Check each line of the data for "mention", and copy the ones that have it.

──────────

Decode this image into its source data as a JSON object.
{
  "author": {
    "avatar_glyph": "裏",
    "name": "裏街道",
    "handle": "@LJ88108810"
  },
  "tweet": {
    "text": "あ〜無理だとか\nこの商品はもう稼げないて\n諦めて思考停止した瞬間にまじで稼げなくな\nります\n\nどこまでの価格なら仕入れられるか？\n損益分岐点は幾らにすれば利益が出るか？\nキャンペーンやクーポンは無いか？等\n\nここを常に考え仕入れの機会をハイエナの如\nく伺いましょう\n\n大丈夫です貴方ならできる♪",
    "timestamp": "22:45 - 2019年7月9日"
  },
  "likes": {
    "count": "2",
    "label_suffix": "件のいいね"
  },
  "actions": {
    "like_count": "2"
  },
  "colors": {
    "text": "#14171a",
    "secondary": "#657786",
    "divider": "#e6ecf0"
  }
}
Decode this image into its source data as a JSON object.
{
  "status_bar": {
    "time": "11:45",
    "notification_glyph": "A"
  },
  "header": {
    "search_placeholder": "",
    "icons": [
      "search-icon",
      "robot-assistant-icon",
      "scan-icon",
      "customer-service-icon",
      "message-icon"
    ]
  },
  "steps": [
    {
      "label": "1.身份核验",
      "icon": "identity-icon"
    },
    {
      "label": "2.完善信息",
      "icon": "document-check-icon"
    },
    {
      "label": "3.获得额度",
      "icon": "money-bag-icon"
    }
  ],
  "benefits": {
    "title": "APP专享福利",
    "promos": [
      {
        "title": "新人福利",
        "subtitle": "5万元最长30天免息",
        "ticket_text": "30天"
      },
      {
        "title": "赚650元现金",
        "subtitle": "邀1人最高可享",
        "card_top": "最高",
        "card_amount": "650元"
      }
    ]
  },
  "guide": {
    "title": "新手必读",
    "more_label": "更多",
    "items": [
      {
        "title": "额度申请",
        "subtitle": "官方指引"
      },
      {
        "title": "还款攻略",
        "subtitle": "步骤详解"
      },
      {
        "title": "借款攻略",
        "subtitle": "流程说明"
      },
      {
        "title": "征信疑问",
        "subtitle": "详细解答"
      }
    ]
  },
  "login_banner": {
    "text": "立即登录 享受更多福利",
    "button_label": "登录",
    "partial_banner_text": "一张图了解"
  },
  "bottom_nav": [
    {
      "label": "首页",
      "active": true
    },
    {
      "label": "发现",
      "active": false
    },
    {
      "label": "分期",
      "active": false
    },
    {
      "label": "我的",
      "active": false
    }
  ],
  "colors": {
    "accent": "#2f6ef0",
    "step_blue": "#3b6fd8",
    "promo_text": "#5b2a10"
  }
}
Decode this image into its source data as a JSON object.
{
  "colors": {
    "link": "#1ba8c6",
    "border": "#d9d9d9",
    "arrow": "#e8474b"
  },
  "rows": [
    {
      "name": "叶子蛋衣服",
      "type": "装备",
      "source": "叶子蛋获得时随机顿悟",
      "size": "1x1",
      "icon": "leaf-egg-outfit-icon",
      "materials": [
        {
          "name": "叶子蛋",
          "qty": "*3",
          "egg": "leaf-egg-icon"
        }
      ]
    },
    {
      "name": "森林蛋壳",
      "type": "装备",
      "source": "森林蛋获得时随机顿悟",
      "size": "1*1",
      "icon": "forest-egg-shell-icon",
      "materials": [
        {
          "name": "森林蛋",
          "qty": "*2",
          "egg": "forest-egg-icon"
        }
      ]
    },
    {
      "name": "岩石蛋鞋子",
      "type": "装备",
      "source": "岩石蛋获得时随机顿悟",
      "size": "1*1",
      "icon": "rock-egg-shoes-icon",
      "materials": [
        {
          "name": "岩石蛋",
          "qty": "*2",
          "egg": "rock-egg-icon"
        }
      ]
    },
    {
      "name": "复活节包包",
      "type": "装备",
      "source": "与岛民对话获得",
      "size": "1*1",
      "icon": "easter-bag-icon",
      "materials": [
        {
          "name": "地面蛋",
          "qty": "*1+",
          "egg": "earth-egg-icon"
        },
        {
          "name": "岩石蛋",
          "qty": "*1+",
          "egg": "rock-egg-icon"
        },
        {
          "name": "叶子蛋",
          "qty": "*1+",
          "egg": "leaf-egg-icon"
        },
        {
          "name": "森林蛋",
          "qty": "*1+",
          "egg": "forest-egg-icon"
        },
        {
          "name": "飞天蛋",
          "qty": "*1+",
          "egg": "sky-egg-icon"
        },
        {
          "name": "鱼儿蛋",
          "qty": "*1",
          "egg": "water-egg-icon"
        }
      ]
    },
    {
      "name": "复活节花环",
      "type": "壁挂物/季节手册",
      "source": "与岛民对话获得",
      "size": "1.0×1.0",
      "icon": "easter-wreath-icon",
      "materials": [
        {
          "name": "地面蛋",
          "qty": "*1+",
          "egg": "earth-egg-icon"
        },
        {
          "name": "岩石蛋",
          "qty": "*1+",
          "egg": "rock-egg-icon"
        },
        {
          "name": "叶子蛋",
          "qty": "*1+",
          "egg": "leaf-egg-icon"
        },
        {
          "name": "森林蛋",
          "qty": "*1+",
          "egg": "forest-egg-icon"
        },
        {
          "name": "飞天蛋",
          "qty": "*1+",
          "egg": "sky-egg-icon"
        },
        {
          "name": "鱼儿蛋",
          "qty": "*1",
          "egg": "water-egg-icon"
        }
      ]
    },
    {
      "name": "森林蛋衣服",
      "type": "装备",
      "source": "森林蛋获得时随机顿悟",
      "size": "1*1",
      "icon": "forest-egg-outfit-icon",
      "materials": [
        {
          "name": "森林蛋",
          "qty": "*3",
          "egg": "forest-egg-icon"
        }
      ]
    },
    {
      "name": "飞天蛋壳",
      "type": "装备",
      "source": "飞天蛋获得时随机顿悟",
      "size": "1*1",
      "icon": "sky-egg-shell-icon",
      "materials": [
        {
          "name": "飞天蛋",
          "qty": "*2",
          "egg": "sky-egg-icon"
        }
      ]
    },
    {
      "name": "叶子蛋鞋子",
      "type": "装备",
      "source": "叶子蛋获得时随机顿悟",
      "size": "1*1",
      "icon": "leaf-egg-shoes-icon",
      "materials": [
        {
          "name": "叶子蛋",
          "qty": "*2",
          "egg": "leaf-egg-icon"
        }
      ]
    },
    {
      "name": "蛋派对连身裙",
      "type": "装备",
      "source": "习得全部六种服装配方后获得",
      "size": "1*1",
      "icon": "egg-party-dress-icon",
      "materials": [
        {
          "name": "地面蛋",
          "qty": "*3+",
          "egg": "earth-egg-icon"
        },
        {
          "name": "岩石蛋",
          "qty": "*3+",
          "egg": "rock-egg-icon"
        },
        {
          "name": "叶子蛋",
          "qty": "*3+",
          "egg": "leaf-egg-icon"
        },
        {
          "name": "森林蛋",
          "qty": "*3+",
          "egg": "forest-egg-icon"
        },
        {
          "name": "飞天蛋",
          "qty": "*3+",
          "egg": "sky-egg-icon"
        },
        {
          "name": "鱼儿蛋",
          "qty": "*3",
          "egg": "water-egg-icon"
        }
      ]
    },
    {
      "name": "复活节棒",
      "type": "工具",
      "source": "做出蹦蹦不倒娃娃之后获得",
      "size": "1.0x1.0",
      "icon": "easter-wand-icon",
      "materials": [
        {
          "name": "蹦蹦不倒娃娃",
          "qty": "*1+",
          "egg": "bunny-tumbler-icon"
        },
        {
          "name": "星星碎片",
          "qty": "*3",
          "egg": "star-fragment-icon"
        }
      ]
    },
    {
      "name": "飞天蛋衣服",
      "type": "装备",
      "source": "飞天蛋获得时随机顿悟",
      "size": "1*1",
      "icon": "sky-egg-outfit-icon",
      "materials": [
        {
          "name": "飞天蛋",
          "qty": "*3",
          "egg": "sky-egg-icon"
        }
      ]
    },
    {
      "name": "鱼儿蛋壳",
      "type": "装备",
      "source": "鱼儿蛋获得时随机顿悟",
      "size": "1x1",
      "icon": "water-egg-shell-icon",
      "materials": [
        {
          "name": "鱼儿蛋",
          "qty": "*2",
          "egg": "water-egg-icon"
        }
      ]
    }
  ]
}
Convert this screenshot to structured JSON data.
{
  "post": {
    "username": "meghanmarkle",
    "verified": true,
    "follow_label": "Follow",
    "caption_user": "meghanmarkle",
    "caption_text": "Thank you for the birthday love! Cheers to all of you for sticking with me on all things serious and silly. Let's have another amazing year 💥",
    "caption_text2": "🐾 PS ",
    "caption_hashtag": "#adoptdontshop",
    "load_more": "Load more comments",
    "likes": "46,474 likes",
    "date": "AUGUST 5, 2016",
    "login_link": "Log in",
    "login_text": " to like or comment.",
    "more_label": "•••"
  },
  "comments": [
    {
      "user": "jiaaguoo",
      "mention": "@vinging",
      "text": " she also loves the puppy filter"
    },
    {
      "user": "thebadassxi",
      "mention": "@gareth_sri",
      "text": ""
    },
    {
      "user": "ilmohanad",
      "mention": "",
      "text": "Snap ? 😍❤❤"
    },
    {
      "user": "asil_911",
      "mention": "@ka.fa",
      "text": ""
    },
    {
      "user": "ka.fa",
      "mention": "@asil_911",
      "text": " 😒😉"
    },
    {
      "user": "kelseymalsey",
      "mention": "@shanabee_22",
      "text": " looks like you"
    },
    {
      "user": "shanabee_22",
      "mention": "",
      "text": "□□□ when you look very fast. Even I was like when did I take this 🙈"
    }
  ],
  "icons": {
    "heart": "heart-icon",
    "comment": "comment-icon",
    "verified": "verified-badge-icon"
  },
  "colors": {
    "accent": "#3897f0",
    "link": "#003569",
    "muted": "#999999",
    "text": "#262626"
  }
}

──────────

EXERCISE RESULT =>
      "mention": "@vinging",
      "mention": "@gareth_sri",
      "mention": "",
      "mention": "@ka.fa",
      "mention": "@asil_911",
      "mention": "@shanabee_22",
      "mention": "",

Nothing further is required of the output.